In terms of energy, it demands the phasing out of fossil fuel subsidies and the introduction of carbon taxes, increasing investment in conservation, energy efficiency, and safe energy, divesting from “dangerous and dirty” fossil fuel developments (such as fracking and deep-water oil drilling) while also rejecting greenhouse gas emissions reductions through high-risk technologies (such as nuclear energy, and geo-engineering).

In climate funding, the declaration demands prioritising and increasing of adaptation funding to build community resilience for ‘”those most affected by climate change” and making them more accessible for community-based groups, including women’s groups.

The declaration also calls for “common but differentiated responsibilities” between the global north and global south in resolving the climate crisis and implementing new economic indicators and structures that encourage sustainability and abandon models for limitless economic growth.
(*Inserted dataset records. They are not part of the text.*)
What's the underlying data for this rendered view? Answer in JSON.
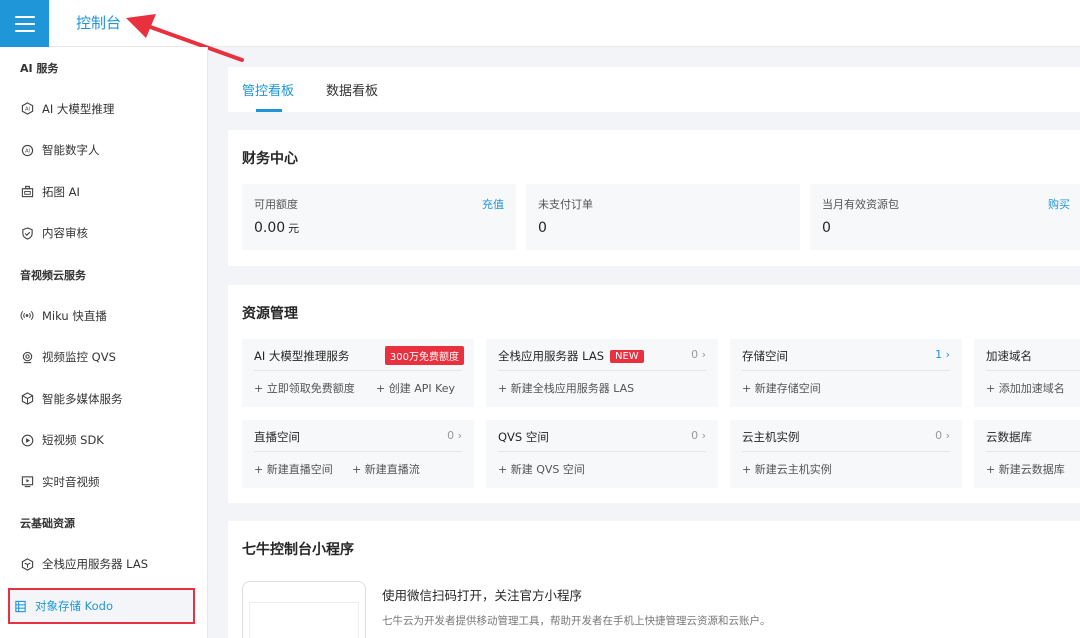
{
  "header": {
    "menu_icon": "hamburger-icon",
    "title": "控制台",
    "accent": "#1e96d8",
    "annotation_color": "#e8303f"
  },
  "sidebar": {
    "sections": [
      {
        "title": "AI 服务",
        "items": [
          {
            "label": "AI 大模型推理",
            "icon": "ai-chip-icon"
          },
          {
            "label": "智能数字人",
            "icon": "digital-human-icon"
          },
          {
            "label": "拓图 AI",
            "icon": "image-ai-icon"
          },
          {
            "label": "内容审核",
            "icon": "shield-check-icon"
          }
        ]
      },
      {
        "title": "音视频云服务",
        "items": [
          {
            "label": "Miku 快直播",
            "icon": "broadcast-icon"
          },
          {
            "label": "视频监控 QVS",
            "icon": "camera-icon"
          },
          {
            "label": "智能多媒体服务",
            "icon": "cube-icon"
          },
          {
            "label": "短视频 SDK",
            "icon": "play-circle-icon"
          },
          {
            "label": "实时音视频",
            "icon": "video-screen-icon"
          }
        ]
      },
      {
        "title": "云基础资源",
        "items": [
          {
            "label": "全栈应用服务器 LAS",
            "icon": "server-cube-icon"
          },
          {
            "label": "对象存储 Kodo",
            "icon": "storage-icon"
          }
        ]
      }
    ]
  },
  "tabs": [
    {
      "label": "管控看板"
    },
    {
      "label": "数据看板"
    }
  ],
  "finance": {
    "title": "财务中心",
    "boxes": [
      {
        "label": "可用额度",
        "link": "充值",
        "value": "0.00",
        "unit": "元"
      },
      {
        "label": "未支付订单",
        "link": "",
        "value": "0",
        "unit": ""
      },
      {
        "label": "当月有效资源包",
        "link": "购买",
        "value": "0",
        "unit": ""
      }
    ]
  },
  "resources": {
    "title": "资源管理",
    "row1": [
      {
        "name": "AI 大模型推理服务",
        "badge": "300万免费额度",
        "count": "",
        "actions": [
          "+ 立即领取免费额度",
          "+ 创建 API Key"
        ]
      },
      {
        "name": "全栈应用服务器 LAS",
        "badge": "NEW",
        "count": "0",
        "actions": [
          "+ 新建全栈应用服务器 LAS"
        ]
      },
      {
        "name": "存储空间",
        "badge": "",
        "count": "1",
        "actions": [
          "+ 新建存储空间"
        ]
      },
      {
        "name": "加速域名",
        "badge": "",
        "count": "",
        "actions": [
          "+ 添加加速域名"
        ]
      }
    ],
    "row2": [
      {
        "name": "直播空间",
        "count": "0",
        "actions": [
          "+ 新建直播空间",
          "+ 新建直播流"
        ]
      },
      {
        "name": "QVS 空间",
        "count": "0",
        "actions": [
          "+ 新建 QVS 空间"
        ]
      },
      {
        "name": "云主机实例",
        "count": "0",
        "actions": [
          "+ 新建云主机实例"
        ]
      },
      {
        "name": "云数据库",
        "count": "",
        "actions": [
          "+ 新建云数据库"
        ]
      }
    ]
  },
  "miniprogram": {
    "title": "七牛控制台小程序",
    "headline": "使用微信扫码打开，关注官方小程序",
    "desc": "七牛云为开发者提供移动管理工具，帮助开发者在手机上快捷管理云资源和云账户。"
  }
}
Disappointment over low government turnout at One Billion Rising event

Organisers at One Billion Rising in the Maldives have expressed disappointment over the number government officials who failed to attend the event, aimed at ending violence towards women.

The international campaign was launched in the Maldives on Thursday (February 14) by NGO Hope for Women at Jumhooree Maidhaan in Male’.

The One Billion Rising campaign began after research revealed that one in three women around the world will be raped or beaten in their lifetime.

The gathering in Male’ featured live music and dance performances, and saw many young men and women in the crowds dancing together.

Despite the event’s popularity with youth in Male’, Chair of Hope for Women, Aneesa Ahmed, said the poor turnout from government officials “showed their lack of commitment” in tackling the issue of violence against women.

“We have been working alongside the Ministry of Gender, Family and Human Rights, and they have invited all government agencies and ministries, but I have hardly seen any of them here,” she said.

“I really don’t know what to say – the commitment is just not there. In the last few years nothing has really been done to help this particular cause,” Aneesa said.

Speaking to Minivan News, President’s Office Media Secretary Masood Imad said that the government was a broad entity consisting of many ministries and that he had not been aware of any specific invite to members of the government.

“As I understand, Acting Minister of Gender, Family and Human Rights] Dr Mariyam Shakeela attended. Some other ladies from the the government were there,” he said.

Masood said a member of staff from the President’s Office had also attended the event, as he had “skipped a meeting he was supposed to attend”.

Last month a study by Human Rights Commission of the Maldives (HRCM) found that support for women’s equality in the country had experienced a “significant drop”.

The report found that fewer respondents – compared to the 2005 survey – believed that women should have equal rights to men.

Aneesa said that the event was aimed towards the younger generation in the Maldives as they do not possess the “prejudices” elderly people have in regard to equality.

“I am particularly happy because there were so many young people here, it is very encouraging. These people will stand up against violence, they are going to be a very strong force.

“In the past few years we have this increasing influence of conservatism in the country and because of this the older generation are more cautious about coming to such an event. Things like dancing, as you see today, we are not supposed to do this,” Aneesa added.

Speaking at the event, Heat Health and Fitness Managing Director Aishath Afra Mohamed spoke about her concerns regarding violence against women in the Maldives.

“Some men are trying to keep their wives in the house, they don’t want women to work and socialise with their friends. They are very possessive.

“The rate of violence is going up and women are keeping quiet about it here. But this event is good to see, the more we make light of the matter, the better it will be,” Afra added.